occurs in this space, with labels providing empty and misleading statements such as “No
CFC”; “Allergy tested”; “Cruelty-Free”; “Eco safe” thereby lacking credibility and legitimacy.
Type III environmental declarations include life-cycle assessment as part of their
implementation (ISO 14025) and are perceived as the most rigorous. The fairtrade labelling
organisation (FLO) is one example of an effort to provide trustworthy assessments. Through
its third-party verification program, FLO certification promises “better prices, decent
working conditions and a fairer deal for farmers” and encourages consumers to “create
change through their everyday actions” [1]. Likewise, the Marine Stewardship Council
(MSC) provides certification allowing sustainable fisheries to claim they “contribute to the
health of the world’s oceans by recognising and rewarding sustainable fishing practices
and “influence the choices people make when buying seafood” [2]. Some standards
strategies are very specific about what is communicated to the consumer when they

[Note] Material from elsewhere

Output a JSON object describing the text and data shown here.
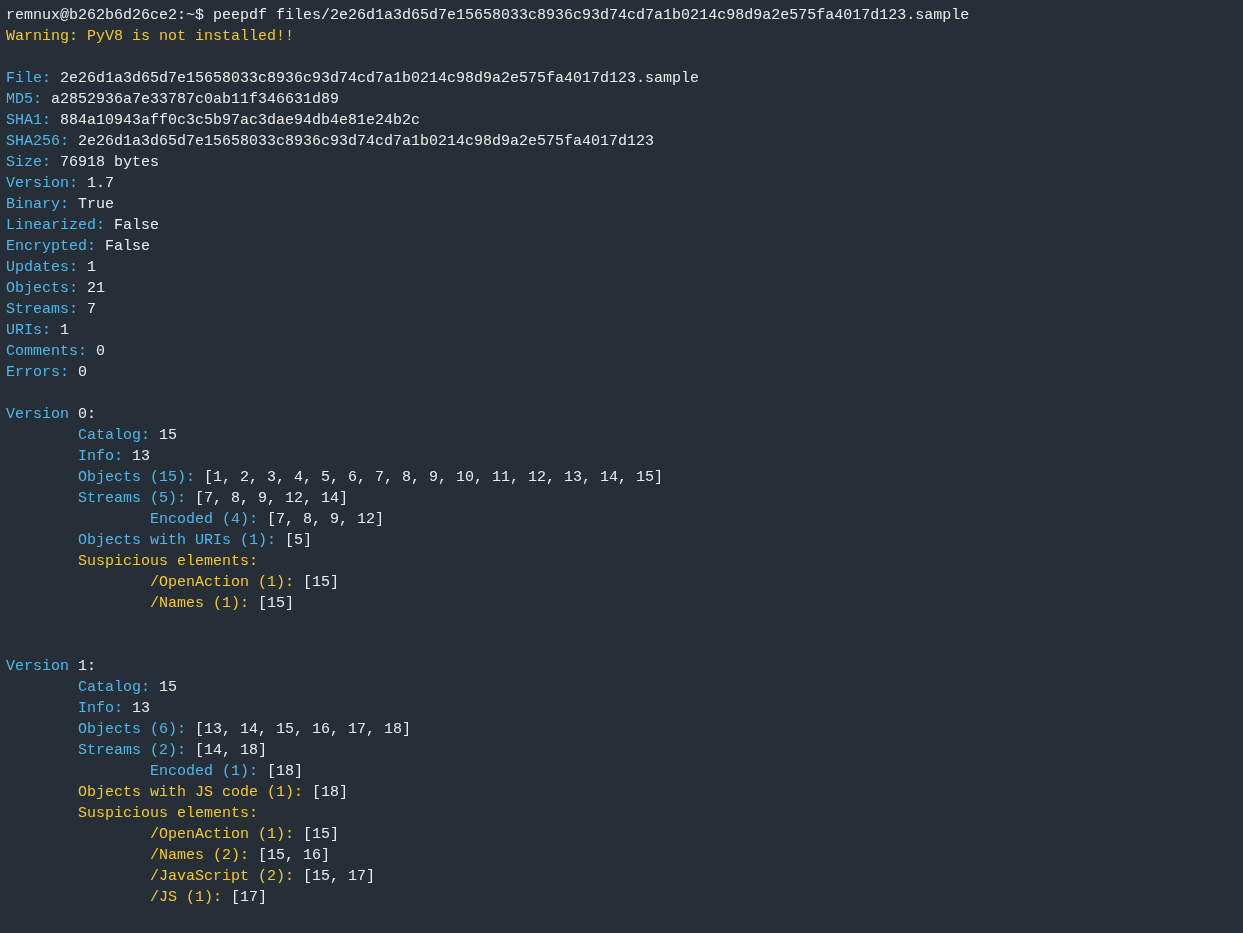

consider a purchase. For example, Demeter provides a set of third-party certifiable bio-
dynamic standards that “not only exclude the use of synthetic fertilisers and chemical plant
protection agents in agricultural cropproduction or artificial additives during processing but
also requires specific measures to strengthen the life processes in soil and foodstuffs” [3].
However, despite worldwide recognition of the importance of such standards, uptake of
these falls short of universal implementation. The limited volume of organic food production
in New Zealand stands as an example of unsupportive public policies and in contrast to
Table 1 Overview of principle third-party veried ecolabelling schemes
Fairtrade Demeter Organic MSC FSC
Established 1989 1940 1967 1999 1994
Standard’s
focus
Farmers’ economic
empowerment
Closed nutrient
cycle, no
synthetic
chemicals
Closed nutrient cycle, no
synthetic chemicals with
varying requirements
according to country
Sustainable
fishing harvest
and operation
Environmentally appropriate,
socially beneficial and
economically viable
management of timbre
Ownership A non-governmental
organization (NGO)
Non-profit Varies, mainlynational Non-profit NGO
Price
premium
Fairtrade (FT) minimum
price þ
Fairtrade (FT) premium
price for improvement of
businesses and
communities
Possibility of
realized price
premium, not
fixed
Possibility of realized price
premium, not fixed
Possibility of
realized price
premium, not
fixed
Possibility of realized price
premium, not fixed
Traceability
in supply
chain
Mass balance allowing to
mix FT and non-FT
products
In full supply
chain
In full supply chain Chain of
custody
certification
DNA testing
Chain of custody
PAGE 160 jCORPORATE GOVERNANCE jVOL. 21 NO. 1 2021

To continue reading

Request your trial